### Recorded information ###
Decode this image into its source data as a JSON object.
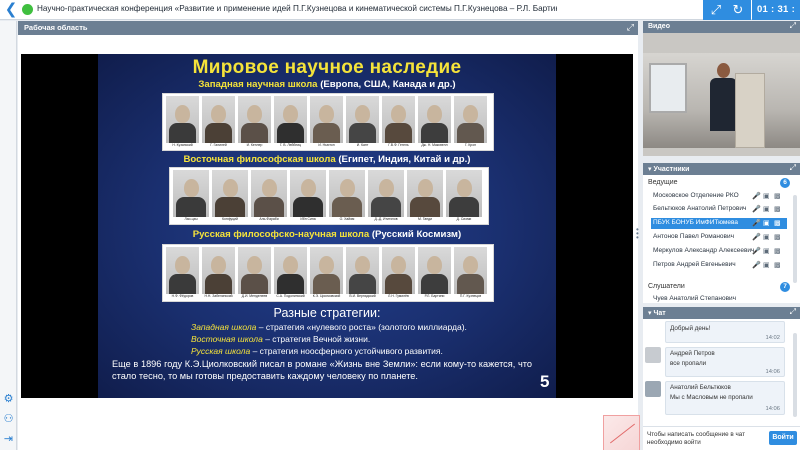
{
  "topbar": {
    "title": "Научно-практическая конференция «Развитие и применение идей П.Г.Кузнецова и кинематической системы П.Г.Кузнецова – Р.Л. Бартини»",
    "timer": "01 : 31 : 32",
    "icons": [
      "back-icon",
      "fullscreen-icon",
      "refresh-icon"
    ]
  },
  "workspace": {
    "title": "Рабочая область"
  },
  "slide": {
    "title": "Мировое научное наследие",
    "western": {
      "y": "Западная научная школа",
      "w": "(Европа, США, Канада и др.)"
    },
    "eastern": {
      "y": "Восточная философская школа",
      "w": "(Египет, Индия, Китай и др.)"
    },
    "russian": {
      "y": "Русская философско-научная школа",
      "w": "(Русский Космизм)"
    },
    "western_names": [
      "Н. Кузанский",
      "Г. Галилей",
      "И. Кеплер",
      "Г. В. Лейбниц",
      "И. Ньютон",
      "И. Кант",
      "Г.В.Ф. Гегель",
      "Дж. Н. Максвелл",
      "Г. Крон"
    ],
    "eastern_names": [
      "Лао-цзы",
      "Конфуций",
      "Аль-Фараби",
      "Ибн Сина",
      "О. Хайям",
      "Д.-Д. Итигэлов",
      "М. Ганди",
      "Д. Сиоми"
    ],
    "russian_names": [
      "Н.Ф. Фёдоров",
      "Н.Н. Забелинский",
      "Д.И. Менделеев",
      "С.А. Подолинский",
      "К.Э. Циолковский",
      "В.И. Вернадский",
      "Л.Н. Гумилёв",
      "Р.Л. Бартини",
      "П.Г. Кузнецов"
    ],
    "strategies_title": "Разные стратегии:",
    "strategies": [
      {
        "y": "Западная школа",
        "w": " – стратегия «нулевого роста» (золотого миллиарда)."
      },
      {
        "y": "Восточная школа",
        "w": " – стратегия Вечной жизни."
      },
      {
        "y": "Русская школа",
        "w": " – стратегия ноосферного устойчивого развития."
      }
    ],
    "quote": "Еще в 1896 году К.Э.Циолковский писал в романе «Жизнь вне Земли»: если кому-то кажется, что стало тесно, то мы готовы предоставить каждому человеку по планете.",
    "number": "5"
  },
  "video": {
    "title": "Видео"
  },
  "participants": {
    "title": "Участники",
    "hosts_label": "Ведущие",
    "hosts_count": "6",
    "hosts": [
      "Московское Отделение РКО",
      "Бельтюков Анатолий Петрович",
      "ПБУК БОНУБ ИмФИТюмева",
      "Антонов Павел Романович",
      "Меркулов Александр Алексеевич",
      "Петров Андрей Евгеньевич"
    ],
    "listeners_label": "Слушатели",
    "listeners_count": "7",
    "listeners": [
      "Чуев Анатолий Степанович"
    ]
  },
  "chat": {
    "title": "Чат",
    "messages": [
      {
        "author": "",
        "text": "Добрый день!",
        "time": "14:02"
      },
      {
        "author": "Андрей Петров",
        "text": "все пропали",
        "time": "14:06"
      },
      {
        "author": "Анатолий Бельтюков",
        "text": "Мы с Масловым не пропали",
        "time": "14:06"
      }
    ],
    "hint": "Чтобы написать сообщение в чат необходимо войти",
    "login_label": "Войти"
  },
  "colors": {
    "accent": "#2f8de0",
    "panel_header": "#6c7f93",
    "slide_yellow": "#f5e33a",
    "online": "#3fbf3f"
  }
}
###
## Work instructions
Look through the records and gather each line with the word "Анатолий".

## Answer area
      "Бельтюков Анатолий Петрович",
      "Чуев Анатолий Степанович"
        "author": "Анатолий Бельтюков",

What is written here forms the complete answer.